** DATA FOR ANALYSIS follows **

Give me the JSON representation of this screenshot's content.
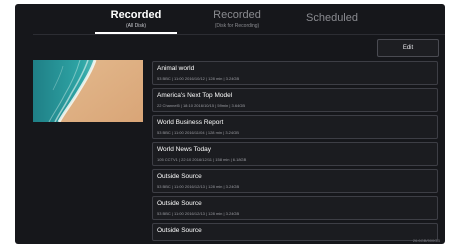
{
  "tabs": [
    {
      "label": "Recorded",
      "sub": "(All Disk)",
      "active": true
    },
    {
      "label": "Recorded",
      "sub": "(Disk for Recording)",
      "active": false
    },
    {
      "label": "Scheduled",
      "sub": "",
      "active": false
    }
  ],
  "edit_label": "Edit",
  "recordings": [
    {
      "title": "Animal world",
      "meta": "53 BBC | 11:00 2016/10/12 | 128 min | 3.24GB"
    },
    {
      "title": "America's Next Top Model",
      "meta": "22 Channel5 | 18:10 2016/10/15 | 59min | 3.64GB"
    },
    {
      "title": "World Business Report",
      "meta": "53 BBC | 11:00 2016/11/04 | 128 min | 3.24GB"
    },
    {
      "title": "World News Today",
      "meta": "105 CCTV1 | 22:10 2016/12/11 | 158 min | 6.18GB"
    },
    {
      "title": "Outside Source",
      "meta": "53 BBC | 11:00 2016/12/13 | 128 min | 3.24GB"
    },
    {
      "title": "Outside Source",
      "meta": "53 BBC | 11:00 2016/12/13 | 128 min | 3.24GB"
    },
    {
      "title": "Outside Source",
      "meta": ""
    }
  ],
  "storage": "26.6GB/500GB",
  "colors": {
    "background": "#16171b",
    "item_border": "#3d3e45",
    "accent": "#ffffff"
  }
}
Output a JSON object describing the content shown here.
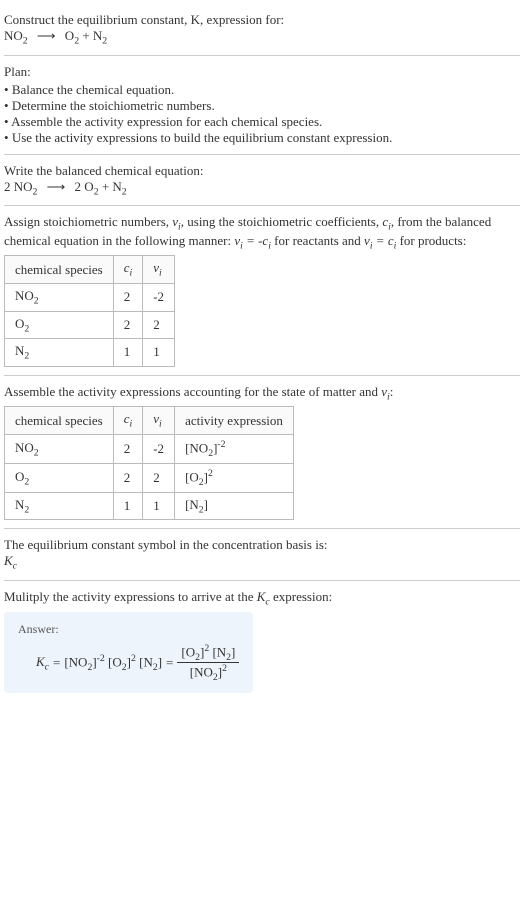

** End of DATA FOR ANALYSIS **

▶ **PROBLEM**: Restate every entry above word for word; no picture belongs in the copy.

▶ **ANSWER FOR THE TASK**:
Give me the JSON representation of this screenshot's content.
{
  "tabs": [
    {
      "label": "Recorded",
      "sub": "(All Disk)",
      "active": true
    },
    {
      "label": "Recorded",
      "sub": "(Disk for Recording)",
      "active": false
    },
    {
      "label": "Scheduled",
      "sub": "",
      "active": false
    }
  ],
  "edit_label": "Edit",
  "recordings": [
    {
      "title": "Animal world",
      "meta": "53 BBC | 11:00 2016/10/12 | 128 min | 3.24GB"
    },
    {
      "title": "America's Next Top Model",
      "meta": "22 Channel5 | 18:10 2016/10/15 | 59min | 3.64GB"
    },
    {
      "title": "World Business Report",
      "meta": "53 BBC | 11:00 2016/11/04 | 128 min | 3.24GB"
    },
    {
      "title": "World News Today",
      "meta": "105 CCTV1 | 22:10 2016/12/11 | 158 min | 6.18GB"
    },
    {
      "title": "Outside Source",
      "meta": "53 BBC | 11:00 2016/12/13 | 128 min | 3.24GB"
    },
    {
      "title": "Outside Source",
      "meta": "53 BBC | 11:00 2016/12/13 | 128 min | 3.24GB"
    },
    {
      "title": "Outside Source",
      "meta": ""
    }
  ],
  "storage": "26.6GB/500GB",
  "colors": {
    "background": "#16171b",
    "item_border": "#3d3e45",
    "accent": "#ffffff"
  }
}
Output a JSON object describing the content shown here.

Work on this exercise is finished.